Although it’s growing, there’s still a relatively small group of people observing the feasts and keeping Sabbath compared to the mainstream. We’ve chosen a narrow path. The Feast of Unleavened Bread that has just completed is a time of distinguishing between leaven and unleavened bread, symbolizing our goal of separating sin from righteousness. The number of people eating this way for a week is pretty small. It’s likely that those currently counting the omer for 49 days is even smaller. We’re going against the grain. It’s what I’d call “the narrow path.” (more…)
There’s more time added on to the Hebrew year, and there’s more that Yehovah wants to teach us about this season. A 13th month on the Hebrew calendar only happens in leap years, so the 13th month is called Adar II. While the 13th month is not explicitly mentioned in the Bible, the month of Adar or the 12th month, is mentioned eight times in scripture. Here’s how a leap year works and what these eight scriptures reveal about this season. (more…)
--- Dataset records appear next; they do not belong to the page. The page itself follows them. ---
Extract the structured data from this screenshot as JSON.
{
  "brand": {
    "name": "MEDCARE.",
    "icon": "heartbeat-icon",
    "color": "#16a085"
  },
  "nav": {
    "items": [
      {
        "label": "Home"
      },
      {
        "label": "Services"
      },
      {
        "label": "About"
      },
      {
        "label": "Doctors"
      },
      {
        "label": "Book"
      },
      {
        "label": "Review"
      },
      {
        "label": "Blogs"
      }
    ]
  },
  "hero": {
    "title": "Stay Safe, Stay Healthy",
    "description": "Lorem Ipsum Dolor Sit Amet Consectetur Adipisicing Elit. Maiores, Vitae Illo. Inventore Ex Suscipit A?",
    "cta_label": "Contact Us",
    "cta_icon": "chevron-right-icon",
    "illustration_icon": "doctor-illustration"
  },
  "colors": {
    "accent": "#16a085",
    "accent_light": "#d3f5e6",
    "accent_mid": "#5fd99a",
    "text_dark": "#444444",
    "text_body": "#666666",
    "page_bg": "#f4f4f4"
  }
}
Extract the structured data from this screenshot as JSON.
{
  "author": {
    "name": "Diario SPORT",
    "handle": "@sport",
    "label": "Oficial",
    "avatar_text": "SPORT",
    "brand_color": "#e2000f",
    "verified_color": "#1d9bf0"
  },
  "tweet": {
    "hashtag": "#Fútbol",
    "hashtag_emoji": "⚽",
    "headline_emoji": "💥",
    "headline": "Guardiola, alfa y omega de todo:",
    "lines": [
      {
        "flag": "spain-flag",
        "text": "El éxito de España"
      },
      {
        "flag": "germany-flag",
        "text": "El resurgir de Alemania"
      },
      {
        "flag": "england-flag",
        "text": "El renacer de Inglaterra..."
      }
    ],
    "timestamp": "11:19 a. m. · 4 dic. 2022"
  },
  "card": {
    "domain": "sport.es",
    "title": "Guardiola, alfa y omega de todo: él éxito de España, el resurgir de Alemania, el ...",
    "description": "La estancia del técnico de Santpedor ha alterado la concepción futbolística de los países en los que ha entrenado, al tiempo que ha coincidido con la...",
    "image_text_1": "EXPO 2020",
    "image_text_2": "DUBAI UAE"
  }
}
Adar is the last month on the Hebrew calendar. Adar marks the end of the year and the following month is the first month of the year, Nisan. To understand the month of Adar, we must first understand the month of Nisan. (more…)
The Hebrew year has 12 months (13 in a leap year). A Hebrew month starts when the first sliver of the new moon can be seen on the horizon just after sunset. The month of Shevat usually begins in January on the Gregorian calendar. It is the 11th month of the year. So we’re just about through the whole year at this point.
I want to set the context for this month by looking at the new year coming up on the Hebrew calendar, so we can see where we’re headed. (more…)
The month of Tevet is the tenth month on the Hebrew calendar and usually starts in December on the Gregorian calendar.
Similar to weather-related seasons, the Jewish Rabbis have created spiritual seasons that we cycle through during the 12 months on the Hebrew calendar. The Rabbis consider Tevet part of the “Season of Victory.” This season includes the last half of the month of Kislev, all of Tevet, plus the next two months – a total of 3.5 months (4.5 months during a leap year). (more…)
In the Northern Hemisphere, the ninth and tenth months are the darkest of the year – the nights are longer than any other time. In the Southern Hemisphere, they are the lightest season of the year – the days are longer than any other time.
But the winter solstice always falls this time of year. The winter solstice is the day the light and dark begin to reverse. In the Northern hemisphere the days start getting longer; in the Southern hemisphere the nights start getting longer.
It’s a contrast of extremes – It gets darker and darker until, on one day, it stops, and begins to get lighter and lighter. On our Gregorian calendar that day is always December 21. (more…)